Top of Input records
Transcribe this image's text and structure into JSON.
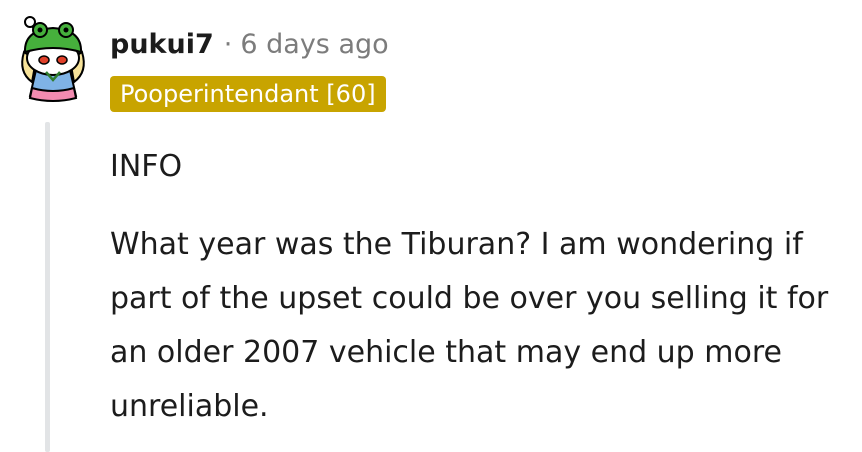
{
  "comment": {
    "username": "pukui7",
    "separator": "·",
    "timestamp": "6 days ago",
    "flair": "Pooperintendant [60]",
    "paragraphs": [
      "INFO",
      "What year was the Tiburan?  I am wondering if part of the upset could be over you selling it for an older 2007 vehicle that may end up more unreliable."
    ]
  },
  "colors": {
    "flair_bg": "#c8a400",
    "avatar_green": "#46b03c",
    "avatar_pink": "#f28bb0",
    "avatar_blue": "#7fb3e6",
    "thread_line": "#e2e4e6"
  },
  "icons": {
    "avatar": "snoo-frog-hat-avatar"
  }
}
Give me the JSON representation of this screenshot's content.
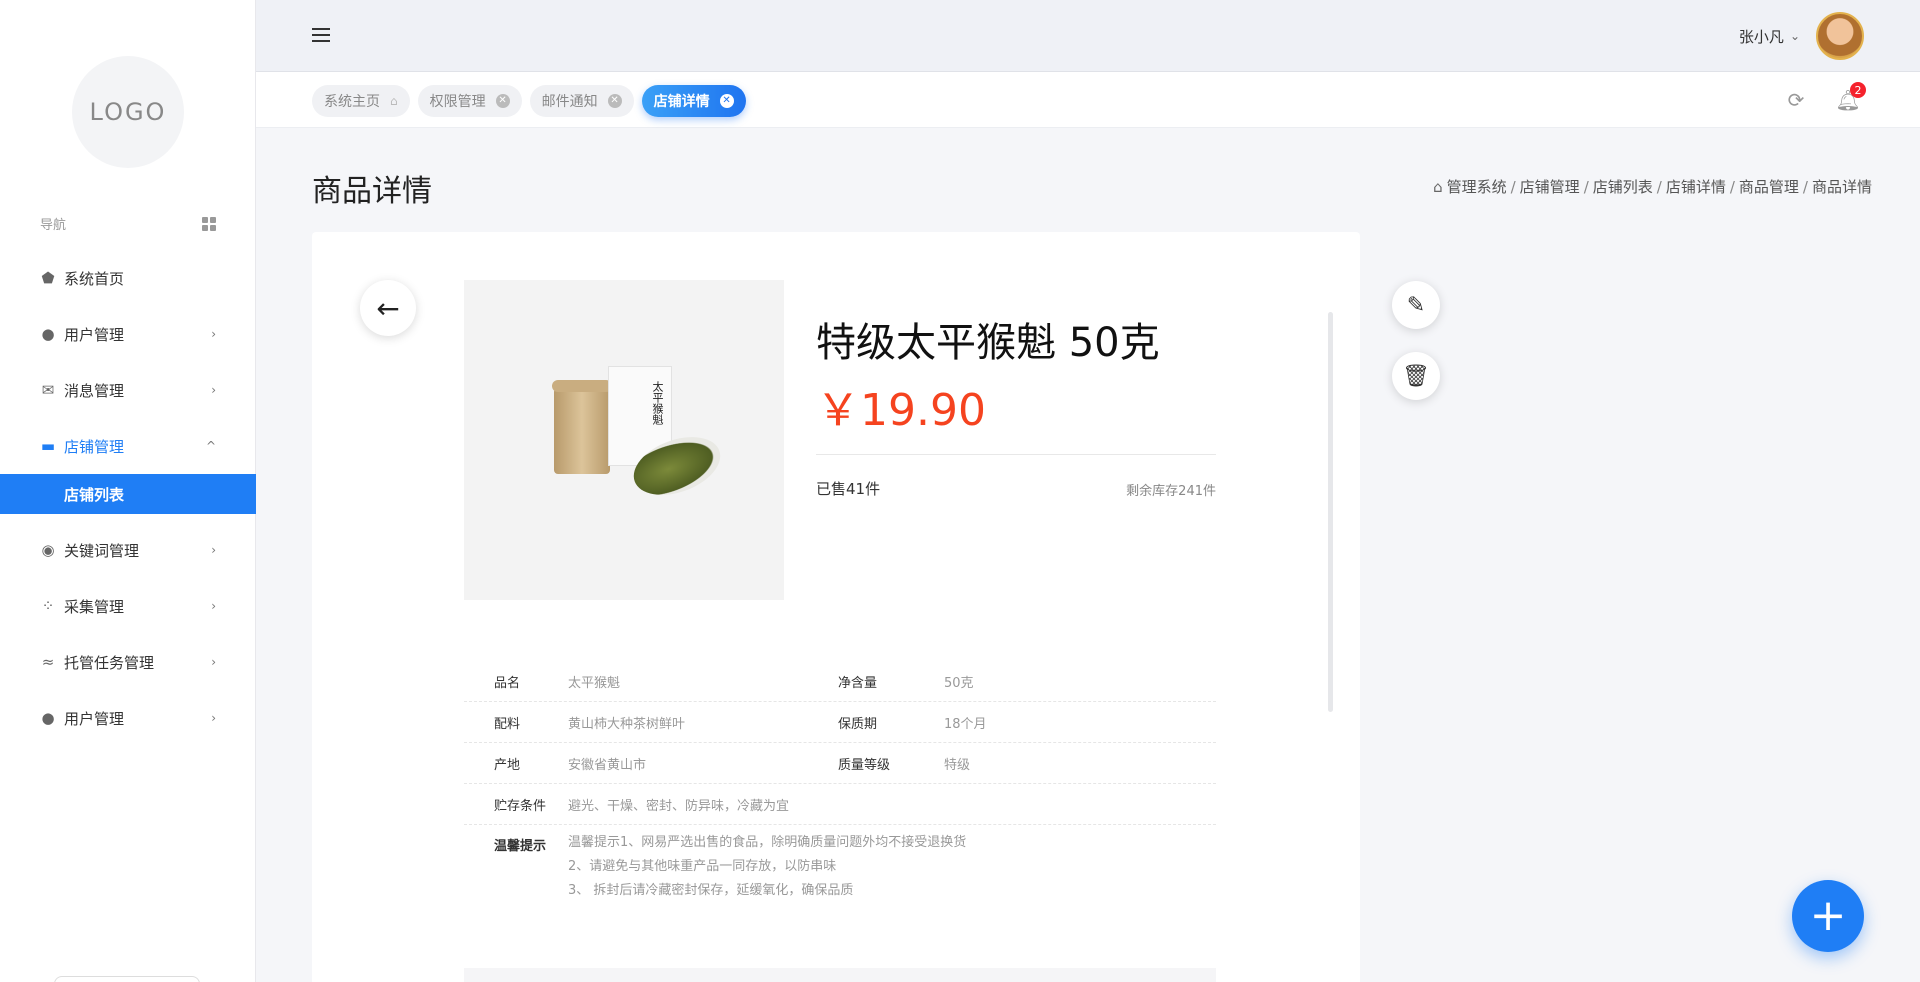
{
  "sidebar": {
    "logo": "LOGO",
    "nav_label": "导航",
    "items": [
      {
        "label": "系统首页",
        "chevron": ""
      },
      {
        "label": "用户管理",
        "chevron": "›"
      },
      {
        "label": "消息管理",
        "chevron": "›"
      },
      {
        "label": "店铺管理",
        "chevron": "^"
      },
      {
        "label": "店铺列表"
      },
      {
        "label": "关键词管理",
        "chevron": "›"
      },
      {
        "label": "采集管理",
        "chevron": "›"
      },
      {
        "label": "托管任务管理",
        "chevron": "›"
      },
      {
        "label": "用户管理",
        "chevron": "›"
      }
    ],
    "accent": "#1f7ef5"
  },
  "header": {
    "user_name": "张小凡",
    "dropdown_glyph": "⌄"
  },
  "tabs": [
    {
      "label": "系统主页"
    },
    {
      "label": "权限管理"
    },
    {
      "label": "邮件通知"
    },
    {
      "label": "店铺详情"
    }
  ],
  "notifications": {
    "count": "2"
  },
  "page": {
    "title": "商品详情",
    "breadcrumb": [
      "管理系统",
      "店铺管理",
      "店铺列表",
      "店铺详情",
      "商品管理",
      "商品详情"
    ]
  },
  "product": {
    "name": "特级太平猴魁 50克",
    "price": "￥19.90",
    "sold": "已售41件",
    "stock": "剩余库存241件",
    "box_text": "太平猴魁",
    "price_color": "#f5431f"
  },
  "specs": [
    {
      "k": "品名",
      "v": "太平猴魁",
      "k2": "净含量",
      "v2": "50克"
    },
    {
      "k": "配料",
      "v": "黄山柿大种茶树鲜叶",
      "k2": "保质期",
      "v2": "18个月"
    },
    {
      "k": "产地",
      "v": "安徽省黄山市",
      "k2": "质量等级",
      "v2": "特级"
    },
    {
      "k": "贮存条件",
      "v": "避光、干燥、密封、防异味，冷藏为宜",
      "k2": "",
      "v2": ""
    }
  ],
  "tips": {
    "label": "温馨提示",
    "lines": [
      "温馨提示1、网易严选出售的食品，除明确质量问题外均不接受退换货",
      "2、请避免与其他味重产品一同存放，以防串味",
      "3、 拆封后请冷藏密封保存，延缓氧化，确保品质"
    ]
  }
}
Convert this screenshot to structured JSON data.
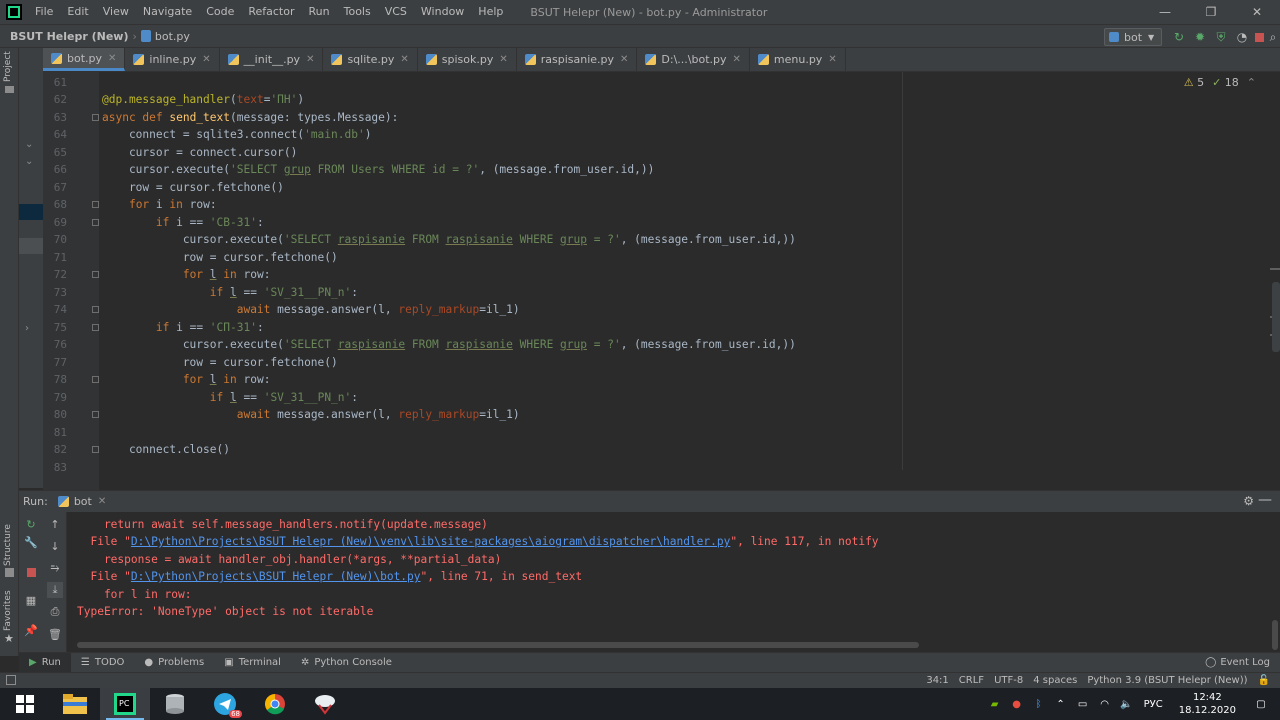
{
  "menu": {
    "items": [
      "File",
      "Edit",
      "View",
      "Navigate",
      "Code",
      "Refactor",
      "Run",
      "Tools",
      "VCS",
      "Window",
      "Help"
    ],
    "window_title": "BSUT Helepr (New) - bot.py - Administrator"
  },
  "nav": {
    "project": "BSUT Helepr (New)",
    "file": "bot.py",
    "run_config": "bot"
  },
  "tabs": [
    {
      "label": "bot.py",
      "active": true
    },
    {
      "label": "inline.py"
    },
    {
      "label": "__init__.py"
    },
    {
      "label": "sqlite.py"
    },
    {
      "label": "spisok.py"
    },
    {
      "label": "raspisanie.py"
    },
    {
      "label": "D:\\...\\bot.py"
    },
    {
      "label": "menu.py"
    }
  ],
  "inspections": {
    "warnings": "5",
    "weak_warnings": "18"
  },
  "left_strip": {
    "project": "Project",
    "structure": "Structure",
    "favorites": "Favorites"
  },
  "line_numbers": [
    "61",
    "62",
    "63",
    "64",
    "65",
    "66",
    "67",
    "68",
    "69",
    "70",
    "71",
    "72",
    "73",
    "74",
    "75",
    "76",
    "77",
    "78",
    "79",
    "80",
    "81",
    "82",
    "83"
  ],
  "run_panel": {
    "label": "Run:",
    "tab": "bot"
  },
  "console": {
    "l1": "    return await self.message_handlers.notify(update.message)",
    "l2_pre": "  File \"",
    "l2_link": "D:\\Python\\Projects\\BSUT Helepr (New)\\venv\\lib\\site-packages\\aiogram\\dispatcher\\handler.py",
    "l2_post": "\", line 117, in notify",
    "l3": "    response = await handler_obj.handler(*args, **partial_data)",
    "l4_pre": "  File \"",
    "l4_link": "D:\\Python\\Projects\\BSUT Helepr (New)\\bot.py",
    "l4_post": "\", line 71, in send_text",
    "l5": "    for l in row:",
    "l6": "TypeError: 'NoneType' object is not iterable"
  },
  "bottom_tabs": {
    "run": "Run",
    "todo": "TODO",
    "problems": "Problems",
    "terminal": "Terminal",
    "python_console": "Python Console",
    "event_log": "Event Log"
  },
  "status": {
    "position": "34:1",
    "line_sep": "CRLF",
    "encoding": "UTF-8",
    "indent": "4 spaces",
    "interpreter": "Python 3.9 (BSUT Helepr (New))"
  },
  "taskbar": {
    "language": "РУС",
    "time": "12:42",
    "date": "18.12.2020",
    "telegram_badge": "68"
  },
  "colors": {
    "editor_bg": "#2b2b2b",
    "panel_bg": "#3c3f41",
    "keyword": "#cc7832",
    "string": "#6a8759",
    "error": "#ff6b68",
    "link": "#5394ec"
  }
}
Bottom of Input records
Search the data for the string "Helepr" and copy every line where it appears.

• [Solution for this problem]
    "window_title": "BSUT Helepr (New) - bot.py - Administrator"
    "project": "BSUT Helepr (New)",
    "l2_link": "D:\\Python\\Projects\\BSUT Helepr (New)\\venv\\lib\\site-packages\\aiogram\\dispatcher\\handler.py",
    "l4_link": "D:\\Python\\Projects\\BSUT Helepr (New)\\bot.py",
    "interpreter": "Python 3.9 (BSUT Helepr (New))"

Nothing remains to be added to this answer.